Make A Stretching Template With Wood and Towels
Full disclaimer here I have never gone to this extreme measures myself in order to stretch a wetsuit. But I did find some people talking about it on forums online.
The idea here is to build a template out of wood and wrap it in a thick amount of towels (so the wood doesn't cut or damage the neoprene).
Place this template inside your wetsuit so that the wetsuit is in a state of constant stretch. You want the neoprene to be near a maximum stretch as a small stretch is unlikely to do much at all.
It sounds like it would be an absolute mission and punish to get the template inside the wetsuit so that it's stretching it in the correct way. However, the benefit is once you get it in you can leave it for multiple days at a time to encourage permanent stretching.
This carriers some risks, like stretching too much in the wrong places, as it's not conforming to your body but rather a wooden template.
But if your wetsuit really is too small and unwearable anyway and you deem it worth the risk then this can be a good last resort option for a maximum stretch.
Stretching Your Wetsuit: What Not To Do
Right, wetsuits are not cheap. So, I want to discuss a few things you should avoid doing when stretching your suit. If you want to minimize the risks involved, I recommend that you keep reading:
- Do not soak it in warm water. The only time you use warm water is when you try to restore an old one. Soaking it in warm water before stretching it might weaken the integrity of the neoprene.
- In my experience, you should only stretch your wetsuit in terms of its length. Try to avoid pulling a wetsuit sideways, especially in the torso area. You don't want to weaken the zipper of the wet suit.
- Again, I have to mention you should never stretch the holes too much. A wet suit is supposed to keep you warm, and you would want the suit to create a seal around your limbs. If there is no proper seal, water will seep into the suit, making it irrelevant.

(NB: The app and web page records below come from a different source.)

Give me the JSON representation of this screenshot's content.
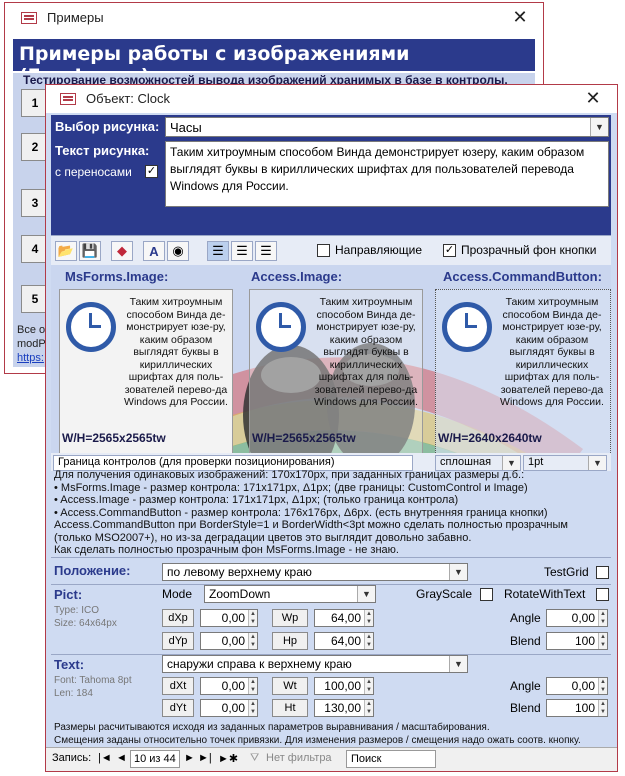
{
  "back_window": {
    "title": "Примеры",
    "close": "✕",
    "header": "Примеры работы с изображениями (FreeImage)",
    "subheader": "Тестирование возможностей вывода изображений хранимых в базе в контролы.",
    "buttons": [
      "1",
      "2",
      "3",
      "4",
      "5"
    ],
    "footer_line1": "Все ос",
    "footer_line2": "modPic",
    "footer_link": "https:"
  },
  "front_window": {
    "title": "Объект: Clock",
    "close": "✕",
    "select_label": "Выбор рисунка:",
    "select_value": "Часы",
    "text_label": "Текст рисунка:",
    "wrap_label": "с переносами",
    "wrap_checked": "✓",
    "text_value": "Таким хитроумным способом Винда демонстрирует юзеру, каким образом выглядят буквы в кириллических шрифтах для пользователей перевода Windows для России.",
    "toolbar": {
      "guides_label": "Направляющие",
      "transparent_label": "Прозрачный фон кнопки",
      "transparent_checked": "✓",
      "icons": [
        "open-icon",
        "save-icon",
        "eraser-icon",
        "font-icon",
        "color-icon",
        "align-left-icon",
        "align-center-icon",
        "align-right-icon"
      ]
    },
    "panes": [
      {
        "title": "MsForms.Image:",
        "text": "Таким хитроумным способом Винда де-монстрирует юзе-ру, каким образом выглядят буквы в кириллических шрифтах для поль-зователей перево-да Windows для России.",
        "wh": "W/H=2565x2565tw"
      },
      {
        "title": "Access.Image:",
        "text": "Таким хитроумным способом Винда де-монстрирует юзе-ру, каким образом выглядят буквы в кириллических шрифтах для поль-зователей перево-да Windows для России.",
        "wh": "W/H=2565x2565tw"
      },
      {
        "title": "Access.CommandButton:",
        "text": "Таким хитроумным способом Винда де-монстрирует юзе-ру, каким образом выглядят буквы в кириллических шрифтах для поль-зователей перево-да Windows для России.",
        "wh": "W/H=2640x2640tw"
      }
    ],
    "border_label": "Граница контролов (для проверки позиционирования)",
    "border_style": "сплошная",
    "border_width": "1pt",
    "info_lines": [
      "Для получения  одинаковых  изображений: 170x170px, при заданных границах размеры д.б.:",
      "• MsForms.Image           - размер контрола: 171x171px, Δ1px; (две границы: CustomControl и Image)",
      "• Access.Image              - размер контрола: 171x171px, Δ1px; (только граница контрола)",
      "• Access.CommandButton - размер контрола: 176x176px, Δ6px. (есть внутренняя граница кнопки)",
      "  Access.CommandButton при BorderStyle=1 и BorderWidth<3pt можно сделать полностью прозрачным",
      "  (только MSO2007+), но из-за деградации цветов это выглядит довольно забавно.",
      "  Как сделать полностью прозрачным фон MsForms.Image - не знаю."
    ],
    "position_label": "Положение:",
    "position_value": "по левому верхнему краю",
    "testgrid_label": "TestGrid",
    "pict": {
      "label": "Pict:",
      "type_note": "Type: ICO",
      "size_note": "Size: 64x64px",
      "mode_label": "Mode",
      "mode_value": "ZoomDown",
      "grayscale_label": "GrayScale",
      "rotate_label": "RotateWithText",
      "dxp_label": "dXp",
      "dxp_value": "0,00",
      "dyp_label": "dYp",
      "dyp_value": "0,00",
      "wp_label": "Wp",
      "wp_value": "64,00",
      "hp_label": "Hp",
      "hp_value": "64,00",
      "angle_label": "Angle",
      "angle_value": "0,00",
      "blend_label": "Blend",
      "blend_value": "100"
    },
    "text_sec": {
      "label": "Text:",
      "position_value": "снаружи справа к верхнему краю",
      "font_note": "Font: Tahoma 8pt",
      "len_note": "Len:  184",
      "dxt_label": "dXt",
      "dxt_value": "0,00",
      "dyt_label": "dYt",
      "dyt_value": "0,00",
      "wt_label": "Wt",
      "wt_value": "100,00",
      "ht_label": "Ht",
      "ht_value": "130,00",
      "angle_label": "Angle",
      "angle_value": "0,00",
      "blend_label": "Blend",
      "blend_value": "100"
    },
    "footnote1": "Размеры расчитываются исходя из заданных параметров выравнивания / масштабирования.",
    "footnote2": "Смещения заданы относительно точек привязки. Для изменения размеров / смещения надо ожать соотв. кнопку.",
    "nav": {
      "record_label": "Запись:",
      "first": "|◄",
      "prev": "◄",
      "position": "10 из 44",
      "next": "►",
      "last": "►|",
      "new": "►✱",
      "filter": "Нет фильтра",
      "search": "Поиск"
    }
  }
}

An article like this can always be subjective. What works for some people doesn't work for others. You will notice that most people talk about breaking in a wetsuit rather than stretching it because that is what people typically do. They allow the suit to become looser over time. I just wanted to help you speed up the process.